Cultural Competence in Practice

How can food and health professionals incorporate cultural competence into their everyday work? There are several opportunities within communications, education and care, and food production:

  • Communications: Discussing food in a way that is respectful of differences among cultures can foster rich and constructive dialogue. Furthermore, messages containing culturally sensitive content tailored to the intended audience will be more relevant and influential.  For instance, Oomen, et al. describes family involvement as a fundamental component of the decision-making process (including healthcare decisions) in the Hispanic culture.10 Therefore, communicating food and health information in the context of family may improve the impact of the message.
  • Education and care: Some cultures are disproportionately prone to specific nutrient shortfalls or health outcomes.

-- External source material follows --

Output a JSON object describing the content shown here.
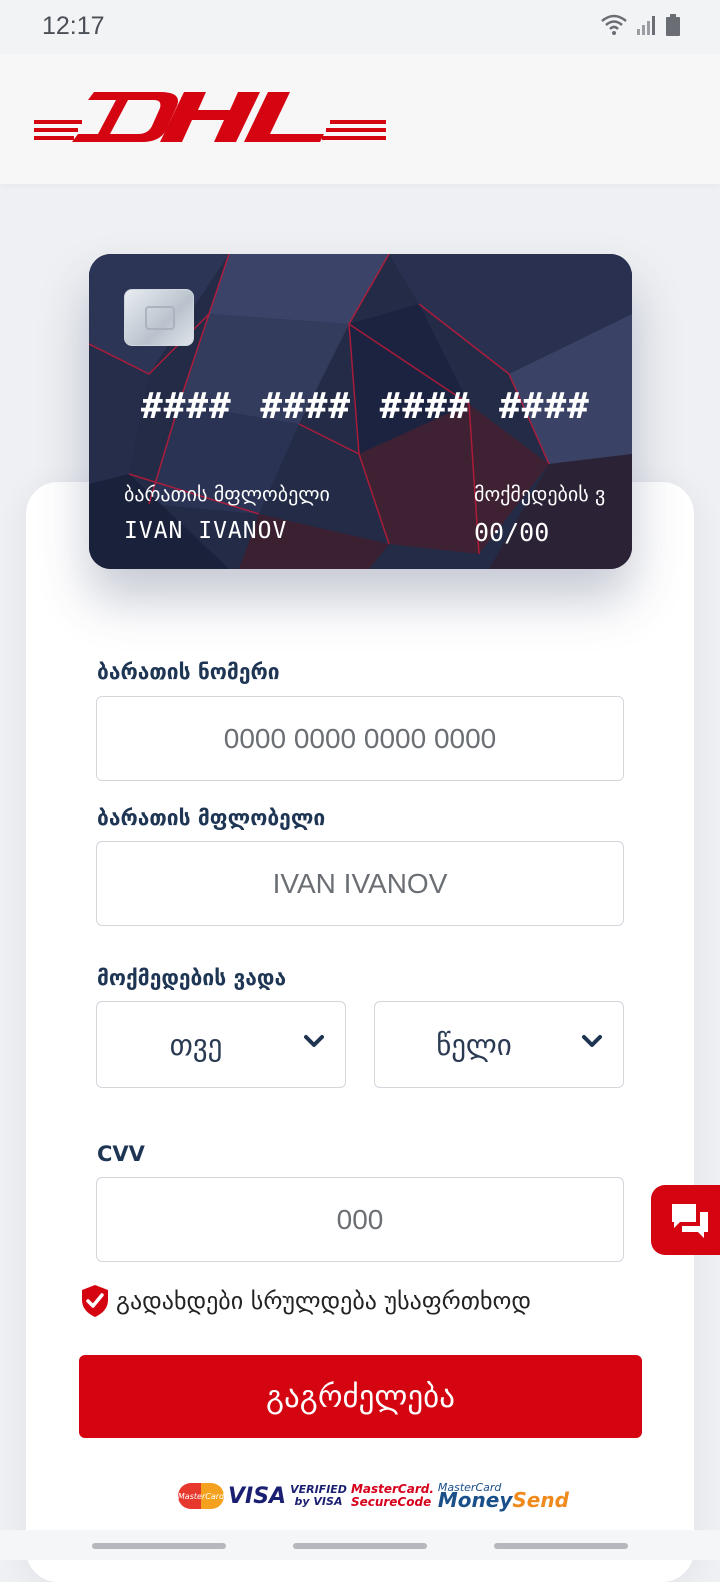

For example, a recent CDC report revealed African-Americans have the highest rates of vitamin D deficiency at 31%, compared to 12% for Mexican-Americans and 3% for non-Hispanic whites.11 Ethnic differences are also found in diabetes rates; approximately 13% of African-Americans, 10% of Hispanics, and 16.3% of American Indians and Alaska Natives have diabetes, compared to 8.7% of non-Hispanic whites.7 Therefore, it is important to create outreach materials, educational resources, and diet plans that address such health disparities, while maintaining the integrity of food and lifestyle traditions.
  • Food production: Providing a variety of choices that enable consumers to build a healthful diet that fits their cultural needs is key to meeting dietary guidance.  As a result of innovations in modern food production and increased globalization of the food supply, many foods with cultural relevance are made available year-round. For example, coconut milk often used in Asian cuisine may be produced from coconuts in Thailand or Indonesia, but it’s widely available in many supermarkets throughout the U.S. Need a tropical pineapple for a Caribbean recipe? It can be found fresh, frozen, or canned. Food and health professionals can support cultural preferences by promoting the diversity and choice available in the U.S. food supply.

As in sports, practice makes perfect. Thus, as the Winter Olympic Games come to a close, food and health professionals are reminded to practice cultural competence to address the nutrition and health challenges of the diverse population in America and help consumers build a healthful, “winning” plate.  


  1. The International Olympic Committee. Athens 1896. Updated 2013. Accessed January 10, 2014.
  2. The International Olympic Committee. Vancouver 2010. Updated 2013. Accessed January 10, 2014.
  3. The International Olympic Committee. London 2012. Updated 2013. Accessed January 10, 2014.
  4. Food Marketing Institute. Supermarket facts. Updated 2013. Accessed January 10, 2014.
  5. Pew Research Center. Immigration to play lead role in future U.S. growth. Updated 2008. Accessed January 10, 2014.
  6. The Olympic Museum. Hope: When sport can change the world.
    Updated 2011. Accessed January 10, 2014.
  7. Goody, CM, Drago L, American Dietetic Association, Diabetes Care and Education Dietetic Practice Group. Cultural food practices. Chicago, Ill.: American Dietetic Association; 2010.
  8. Gabaccia DR. We are what we eat: Ethnic food and the making of Americans. Cambridge, Mass.: Harvard University Press; 1998.
  9. National Center for Cultural Competence. Definitions of cultural competence. Accessed January 10, 2014.
  10. Oomen JS, Owen LJ, Suggs LS. Culture counts: Why current treatment models fail Hispanic women with type 2 diabetes. Diabetes Educ. 1999;25(2).
  11. Centers for Disease Control and Prevention, National Health and Nutrition Examination Survey, National Center for Environmental Health, Division of Laboratory Sciences. Second national report on biochemical indicators of diet and nutrition in the U.S. population. 2012.

(Main image courtesy of Kevin Pedraja, Flickr )